SUPPLIED MATERIAL ->
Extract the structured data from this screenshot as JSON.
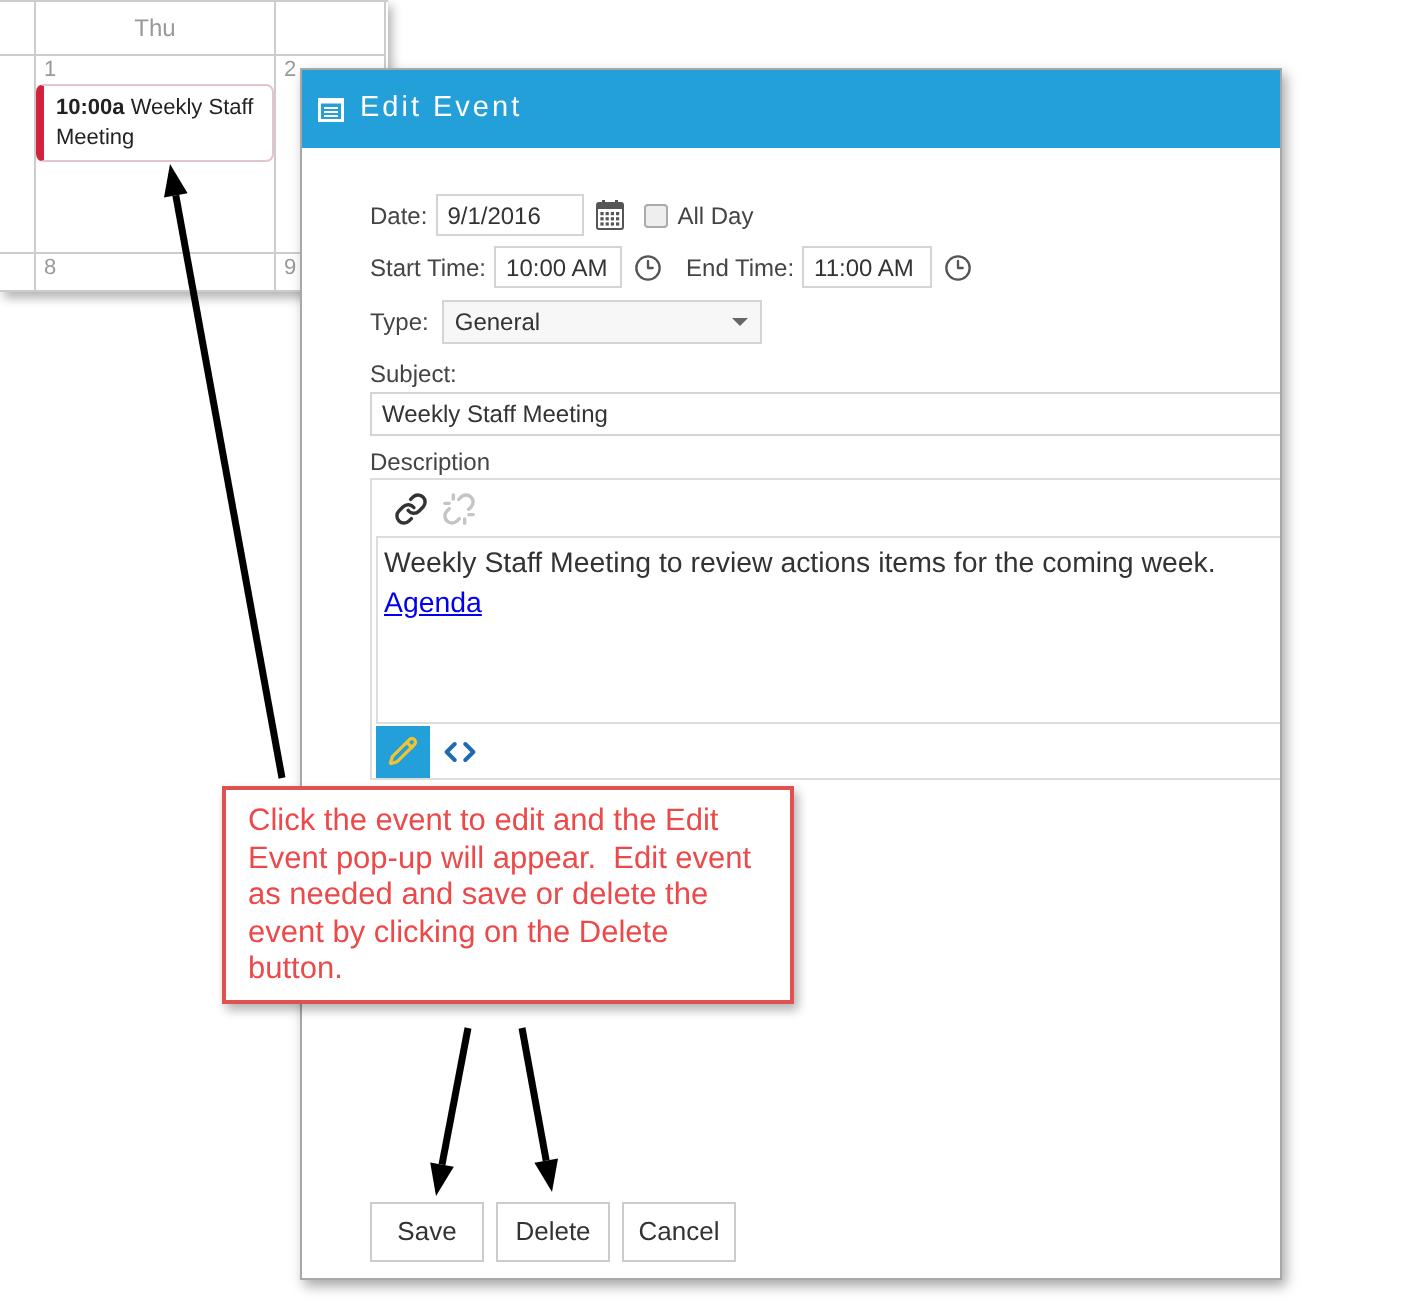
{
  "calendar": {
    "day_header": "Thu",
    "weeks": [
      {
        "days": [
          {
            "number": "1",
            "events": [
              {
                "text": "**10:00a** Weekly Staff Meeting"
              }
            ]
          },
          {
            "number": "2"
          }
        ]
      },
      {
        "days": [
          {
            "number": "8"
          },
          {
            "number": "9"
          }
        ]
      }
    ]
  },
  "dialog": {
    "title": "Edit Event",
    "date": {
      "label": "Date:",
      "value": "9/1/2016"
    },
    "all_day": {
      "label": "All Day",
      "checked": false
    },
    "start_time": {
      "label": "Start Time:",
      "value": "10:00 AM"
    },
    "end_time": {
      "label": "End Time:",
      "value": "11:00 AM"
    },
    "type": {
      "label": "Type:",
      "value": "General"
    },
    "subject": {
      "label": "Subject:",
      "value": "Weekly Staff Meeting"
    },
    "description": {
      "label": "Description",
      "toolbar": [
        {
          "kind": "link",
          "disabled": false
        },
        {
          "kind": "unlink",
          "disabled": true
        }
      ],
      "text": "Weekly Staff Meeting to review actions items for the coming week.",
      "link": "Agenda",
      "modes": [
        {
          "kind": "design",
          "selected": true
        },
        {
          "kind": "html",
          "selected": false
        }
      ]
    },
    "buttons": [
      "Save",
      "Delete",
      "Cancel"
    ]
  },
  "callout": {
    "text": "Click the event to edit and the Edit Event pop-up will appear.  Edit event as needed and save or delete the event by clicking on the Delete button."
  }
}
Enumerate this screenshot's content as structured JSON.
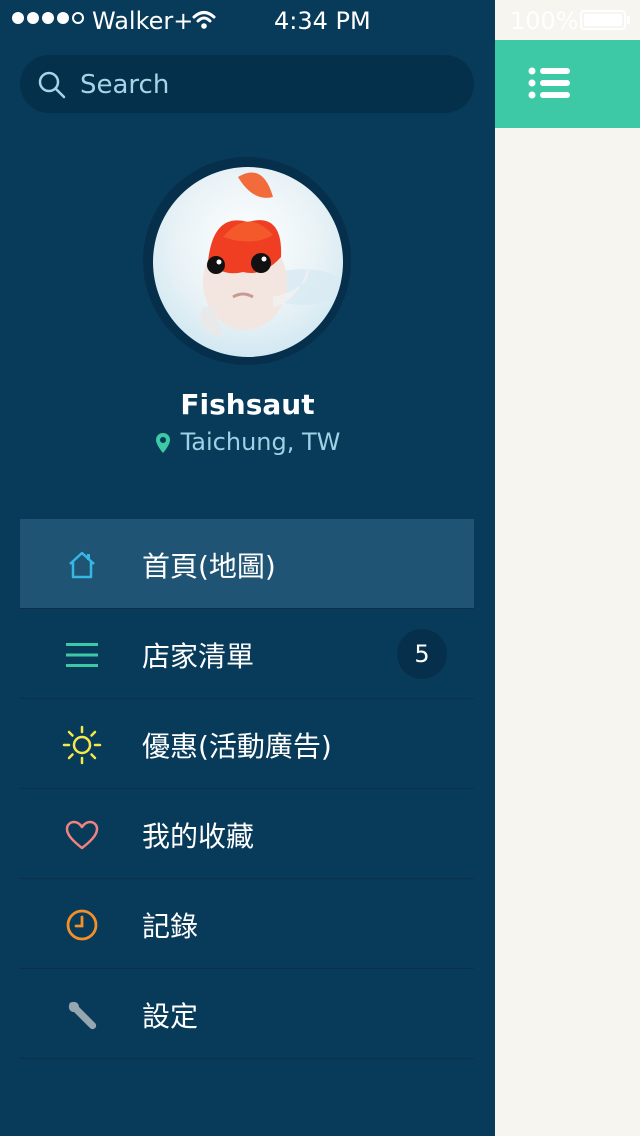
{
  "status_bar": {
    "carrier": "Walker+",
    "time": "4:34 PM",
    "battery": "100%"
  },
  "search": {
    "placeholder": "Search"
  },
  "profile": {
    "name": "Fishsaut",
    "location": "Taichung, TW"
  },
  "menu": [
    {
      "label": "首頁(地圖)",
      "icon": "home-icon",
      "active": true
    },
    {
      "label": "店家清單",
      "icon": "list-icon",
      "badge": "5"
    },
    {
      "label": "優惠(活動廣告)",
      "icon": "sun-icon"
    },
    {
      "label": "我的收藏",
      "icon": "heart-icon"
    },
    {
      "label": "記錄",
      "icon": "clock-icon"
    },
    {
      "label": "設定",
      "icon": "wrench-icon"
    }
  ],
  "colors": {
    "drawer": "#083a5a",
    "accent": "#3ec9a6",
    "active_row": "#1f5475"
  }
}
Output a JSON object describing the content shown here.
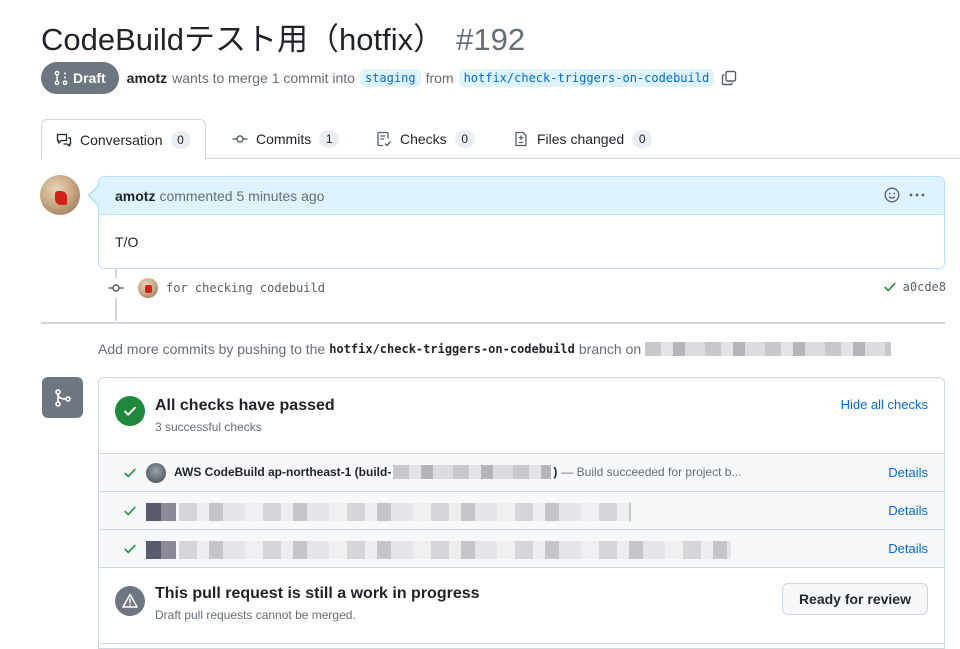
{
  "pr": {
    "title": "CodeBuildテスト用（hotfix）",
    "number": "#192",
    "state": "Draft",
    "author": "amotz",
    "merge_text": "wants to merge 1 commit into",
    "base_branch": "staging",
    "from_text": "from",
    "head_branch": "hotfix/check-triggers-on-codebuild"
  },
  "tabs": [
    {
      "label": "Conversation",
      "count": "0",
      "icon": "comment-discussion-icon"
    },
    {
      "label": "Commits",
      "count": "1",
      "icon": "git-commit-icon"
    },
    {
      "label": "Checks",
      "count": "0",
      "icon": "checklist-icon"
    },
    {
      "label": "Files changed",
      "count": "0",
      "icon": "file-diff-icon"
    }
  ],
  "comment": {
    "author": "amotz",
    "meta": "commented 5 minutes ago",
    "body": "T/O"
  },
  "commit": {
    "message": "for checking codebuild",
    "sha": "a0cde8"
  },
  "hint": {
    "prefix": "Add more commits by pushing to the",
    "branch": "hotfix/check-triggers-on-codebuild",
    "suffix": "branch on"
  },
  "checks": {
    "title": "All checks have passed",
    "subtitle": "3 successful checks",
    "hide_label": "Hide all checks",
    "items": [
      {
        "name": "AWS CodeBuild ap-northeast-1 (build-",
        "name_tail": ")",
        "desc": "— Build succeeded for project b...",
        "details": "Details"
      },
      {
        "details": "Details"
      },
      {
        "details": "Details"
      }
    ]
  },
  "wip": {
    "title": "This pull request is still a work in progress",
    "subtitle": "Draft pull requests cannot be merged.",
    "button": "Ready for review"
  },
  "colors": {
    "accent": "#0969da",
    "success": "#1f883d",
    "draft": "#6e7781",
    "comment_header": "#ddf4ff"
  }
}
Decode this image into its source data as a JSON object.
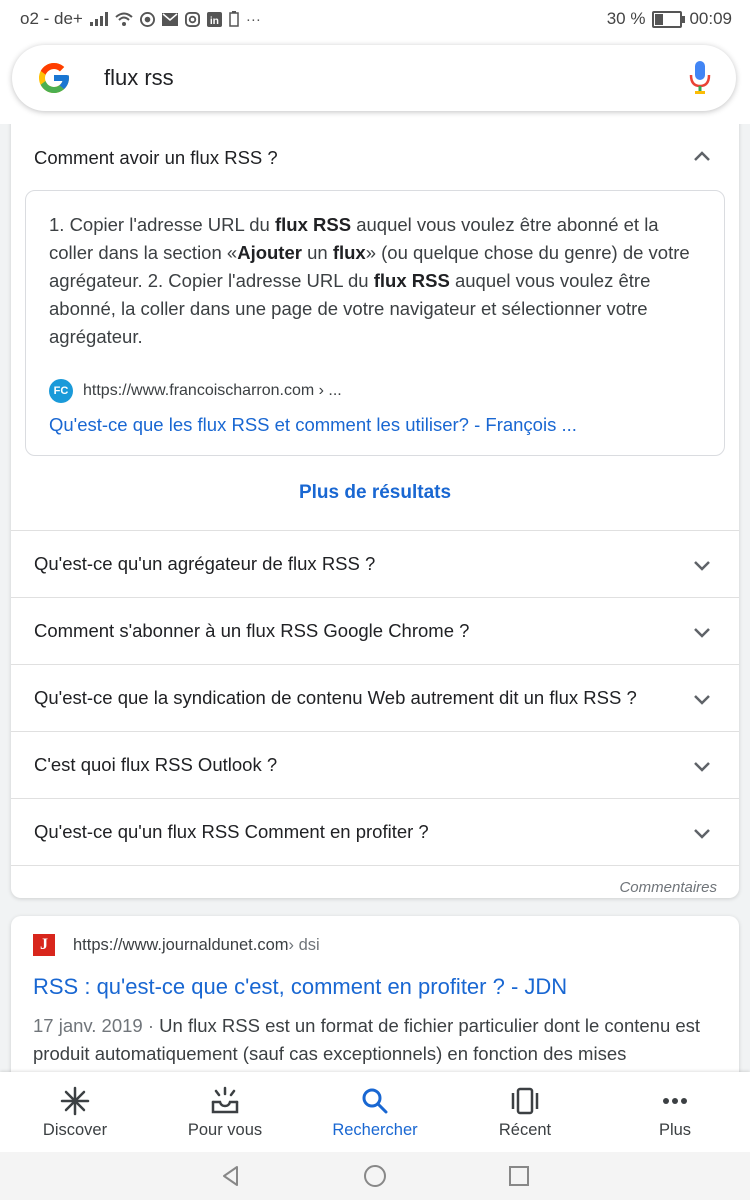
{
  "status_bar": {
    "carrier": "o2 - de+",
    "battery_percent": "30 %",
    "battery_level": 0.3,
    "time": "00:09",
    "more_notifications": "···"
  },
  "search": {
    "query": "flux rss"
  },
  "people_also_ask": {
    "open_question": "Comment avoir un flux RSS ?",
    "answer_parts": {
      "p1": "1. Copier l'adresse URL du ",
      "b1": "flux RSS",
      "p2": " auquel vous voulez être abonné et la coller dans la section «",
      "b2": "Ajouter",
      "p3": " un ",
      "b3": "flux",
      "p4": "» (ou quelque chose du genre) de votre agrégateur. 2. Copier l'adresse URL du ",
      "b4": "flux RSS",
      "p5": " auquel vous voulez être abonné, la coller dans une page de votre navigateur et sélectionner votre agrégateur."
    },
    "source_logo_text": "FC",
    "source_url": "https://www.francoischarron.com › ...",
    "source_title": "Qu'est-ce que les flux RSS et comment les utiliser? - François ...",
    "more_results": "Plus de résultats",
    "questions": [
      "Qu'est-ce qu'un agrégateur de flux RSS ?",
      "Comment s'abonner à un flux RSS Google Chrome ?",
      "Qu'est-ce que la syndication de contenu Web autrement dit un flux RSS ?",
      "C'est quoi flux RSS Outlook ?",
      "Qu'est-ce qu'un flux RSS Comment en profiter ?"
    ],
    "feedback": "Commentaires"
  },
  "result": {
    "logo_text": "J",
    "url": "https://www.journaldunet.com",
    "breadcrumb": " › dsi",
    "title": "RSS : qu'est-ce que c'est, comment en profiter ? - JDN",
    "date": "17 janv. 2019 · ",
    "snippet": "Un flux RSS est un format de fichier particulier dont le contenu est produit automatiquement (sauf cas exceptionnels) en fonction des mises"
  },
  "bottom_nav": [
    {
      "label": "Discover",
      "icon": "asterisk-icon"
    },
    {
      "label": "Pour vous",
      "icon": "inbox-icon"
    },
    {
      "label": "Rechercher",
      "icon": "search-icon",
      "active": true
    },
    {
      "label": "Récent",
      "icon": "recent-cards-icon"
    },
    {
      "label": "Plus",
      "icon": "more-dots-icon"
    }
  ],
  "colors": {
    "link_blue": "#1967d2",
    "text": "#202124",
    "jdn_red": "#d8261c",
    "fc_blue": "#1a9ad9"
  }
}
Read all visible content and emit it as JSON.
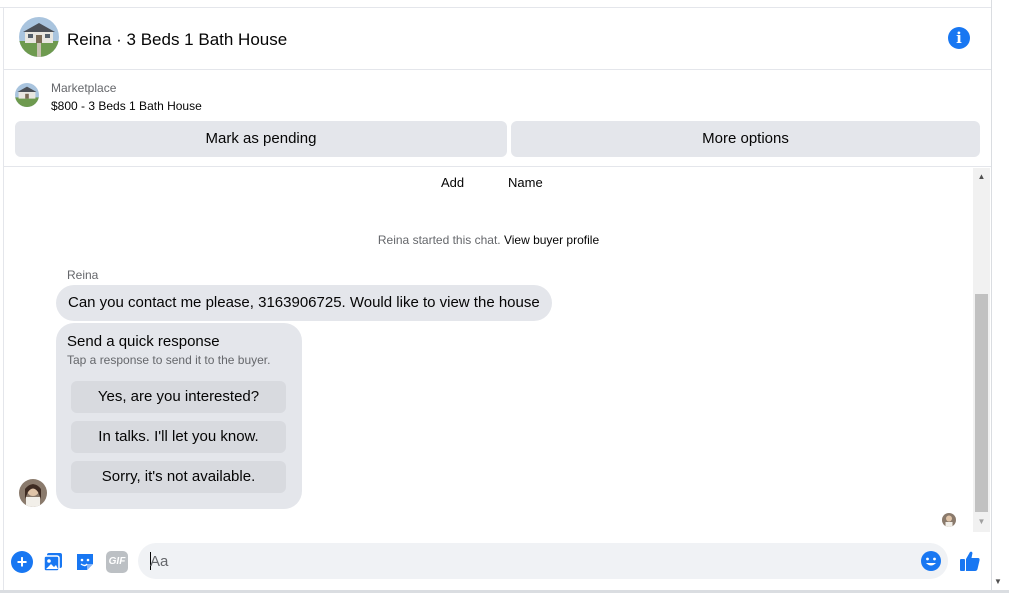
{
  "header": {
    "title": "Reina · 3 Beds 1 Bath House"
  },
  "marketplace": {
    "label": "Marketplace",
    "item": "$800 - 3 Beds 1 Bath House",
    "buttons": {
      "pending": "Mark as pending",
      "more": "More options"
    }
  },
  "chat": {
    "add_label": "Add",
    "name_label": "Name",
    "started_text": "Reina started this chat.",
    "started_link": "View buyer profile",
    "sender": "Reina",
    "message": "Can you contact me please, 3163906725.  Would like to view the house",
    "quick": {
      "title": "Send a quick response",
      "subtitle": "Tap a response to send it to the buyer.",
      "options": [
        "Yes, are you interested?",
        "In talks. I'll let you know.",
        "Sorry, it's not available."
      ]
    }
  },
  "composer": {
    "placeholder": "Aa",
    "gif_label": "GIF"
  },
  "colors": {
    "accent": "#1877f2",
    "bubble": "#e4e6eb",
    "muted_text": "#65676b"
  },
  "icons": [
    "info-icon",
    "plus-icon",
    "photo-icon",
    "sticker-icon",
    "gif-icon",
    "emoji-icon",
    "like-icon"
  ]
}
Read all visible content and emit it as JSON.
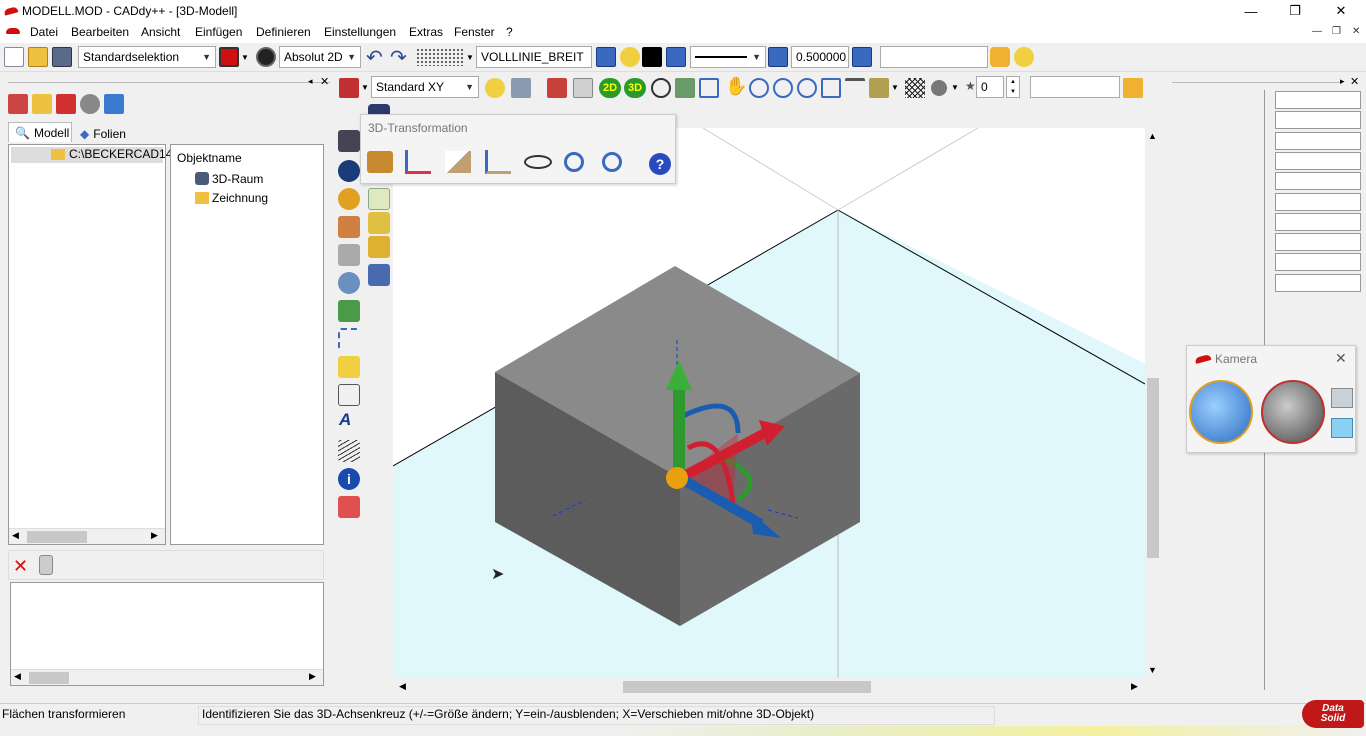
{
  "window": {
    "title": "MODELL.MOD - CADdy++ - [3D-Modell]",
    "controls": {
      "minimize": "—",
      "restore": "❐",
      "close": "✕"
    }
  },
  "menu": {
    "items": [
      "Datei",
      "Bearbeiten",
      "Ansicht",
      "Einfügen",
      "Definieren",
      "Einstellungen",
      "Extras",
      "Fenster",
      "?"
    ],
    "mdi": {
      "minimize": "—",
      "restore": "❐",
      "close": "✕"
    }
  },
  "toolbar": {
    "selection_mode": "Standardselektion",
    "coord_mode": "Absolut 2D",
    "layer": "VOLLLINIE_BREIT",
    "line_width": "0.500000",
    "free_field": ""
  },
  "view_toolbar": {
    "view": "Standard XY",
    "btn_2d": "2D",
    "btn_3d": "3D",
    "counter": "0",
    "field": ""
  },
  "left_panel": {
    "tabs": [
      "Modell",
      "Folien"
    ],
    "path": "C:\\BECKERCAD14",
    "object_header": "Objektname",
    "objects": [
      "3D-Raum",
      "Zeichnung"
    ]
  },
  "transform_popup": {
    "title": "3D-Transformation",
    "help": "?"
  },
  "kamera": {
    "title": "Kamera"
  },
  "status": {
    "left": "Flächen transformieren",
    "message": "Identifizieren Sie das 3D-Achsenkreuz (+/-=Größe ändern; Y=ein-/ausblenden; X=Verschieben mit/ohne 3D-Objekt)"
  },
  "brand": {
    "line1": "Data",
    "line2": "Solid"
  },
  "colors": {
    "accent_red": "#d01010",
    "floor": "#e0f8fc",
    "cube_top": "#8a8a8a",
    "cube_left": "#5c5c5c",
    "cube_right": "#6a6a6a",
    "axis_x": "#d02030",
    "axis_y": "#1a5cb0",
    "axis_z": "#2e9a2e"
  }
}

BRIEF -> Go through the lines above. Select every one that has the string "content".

ANSWER SECTION ->
Enumerate this screenshot's content as structured JSON.
Output a JSON object describing the content shown here.
Read all visible content and emit it as JSON.
Read all visible content and emit it as JSON.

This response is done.